Recently in the PC space, there has been lots of heated debate surrounding the Epic Games Store front and what moves the company has made to compete with the juggernaut known as Steam.
One of the key incentives made by Epic was by offering developers an 88 per cent revenue-share model, heavily outranging Steam’s 70 per cent.
After years of Steam dominating the market, the new kids in town have now arrived to shake things up. With this in mind, we thought we’d draw our attention to how the App Store and Google Play handle this topic.
Since launching, both have kept to the 70/30 shared-revenue split on in-app purchases (though have made some concessions on subscriptions) and have become highly profitable businesses. But as small developers in particular struggle to adapt to free-to-play and high marketing costs, should Apple and Google adapt their model?
With any of these hard-hitting questions, we like to open it up to our panel of Indie Mavens to get their input, so we asked:
Do you think the 70/30 model still works and is fair for what platform holders provide?
How do the economics of the revenue share, when combined with marketing and other costs, affect your business?
While it would be nice to have more than 70 per cent share of revenue from the App Store (actually it works out at 60 per cent for UK/EU developers once VAT gets taken off for you), I’d rather have the secure shop, hosting and delivery system than get an extra 15 per cent and lose that.
I’d rather have the secure shop, hosting and delivery system than get an extra 15 per cent and lose that.Aaron Fothergill
So yes, definitely, more revenue share is always good, but not at the expense of customers not knowing if downloading a game will trash their new phone or us having to pay for the bandwidth for each download.
I’m old enough to remember when getting 10 per cent was regarded as a reasonable cut from a publisher and that was after they’d given away a large cut to their distributor.
Okay, you might have got an advance, but you’d also be likely to be giving away the rights to your game too. I know at least one publisher back then who maxed out at a five per cent royalty cut to their developers.
I also remember selling games direct from our own website and needing to come up with ways to process payments that worked internationally and didn’t cost us a fortune in fees.
We actually ended up using a tip-jar site for our early Strange Flavour titles before we officially started the company and partnered up with Freeverse as a publisher.
Ultimately though, the issue for paid apps is getting visibility and actual sales. 90 per cent of nothing is still nothing.
I’d like the platform holders to think more about how to get more visibility for paid apps to the gamers that want to play them. Increased revenue share wouldn’t really help marketing as it would still be a tiny amount compared to what the big free-to-play titles are spending.
Maybe the platform holders could be using a better split as an incentive to keep developers’ games updated. 70/30 is the norm, but if you’re regularly updating your game and keeping a decent review score, as well as responding to reviewers with issues, you increase to 85/15 or better.

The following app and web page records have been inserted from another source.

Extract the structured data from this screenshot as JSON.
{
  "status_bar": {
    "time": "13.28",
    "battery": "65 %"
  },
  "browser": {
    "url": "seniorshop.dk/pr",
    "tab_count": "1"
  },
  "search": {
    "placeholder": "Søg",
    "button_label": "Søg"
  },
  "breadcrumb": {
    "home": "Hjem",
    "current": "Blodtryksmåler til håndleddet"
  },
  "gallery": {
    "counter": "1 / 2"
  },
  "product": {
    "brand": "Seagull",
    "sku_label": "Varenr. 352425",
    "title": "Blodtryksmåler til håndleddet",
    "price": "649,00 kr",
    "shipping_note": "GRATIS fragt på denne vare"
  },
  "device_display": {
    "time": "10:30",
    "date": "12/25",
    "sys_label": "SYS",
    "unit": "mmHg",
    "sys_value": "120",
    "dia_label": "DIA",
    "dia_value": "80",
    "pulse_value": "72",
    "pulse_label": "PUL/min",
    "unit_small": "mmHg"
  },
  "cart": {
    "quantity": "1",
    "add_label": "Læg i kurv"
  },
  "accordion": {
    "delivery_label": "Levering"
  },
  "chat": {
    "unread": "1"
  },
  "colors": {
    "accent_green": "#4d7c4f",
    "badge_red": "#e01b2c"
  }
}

As a primarily PC developer, I often hear other developers complaining that Steam doesn't earn their 30 per cent. However, I see Valve doing much more actively to help small companies find customers (and vice versa) than I see on any mobile platform.
Human curation is simply never going to help the mass majority of developers, and without visibility you don't have any customers.Tanya X. Short
I'm hopeful that Apple Arcade might help more indies with smaller narrative experiences find an audience.
Even so, as more games join the platform unless Apple invests in an advanced, Netflix- or Steam-style surfacing algorithm it will still be human curation that makes or breaks your visibility there, too. Human curation is simply never going to help the mass majority of developers, and without visibility you don't have any customers.
All major game platforms should consider lowering or even removing their cut until a game has earned a certain amount (say, $5,000 - a lot to an individual, but peanuts to these megacorps), or been shown to a certain number of people (say, two million impressions) in order to earn their own keep and help encourage a healthier ecosystem of indies surviving to make their second game.
The more experienced developers out there making games, rather than closing shop after their first attempt, the better the art form will become.
Stein Ove Helset is the founder of indie studio AntiSocialGames
You get a lot of value for 30 per cent but when you're just starting out and you make a few dollars, it doesn't feel good when Apple or Google takes some of your money away.
I guess the fact that both Apple and Google earn a lot of money from this means the revenue share might not be changed. It's over 10 years since the markets opened and a lot has happened since then.
I don't want to be without the App Store or Google Play, so I'm not really complaining. Revenue-wise: we haven't made enough and we have so low expenses that it doesn't affect us much.
I'd take better exposure over more revenue, whenever and however that's possible. We've had our games featured a few times on Apple and they've done 100 times more units than on Google - on which we've never been featured.
And I'll second Aaron's idea surrounding how the platform holders could use a better split to incentivise developers to keep their games updated. This sounds brilliant.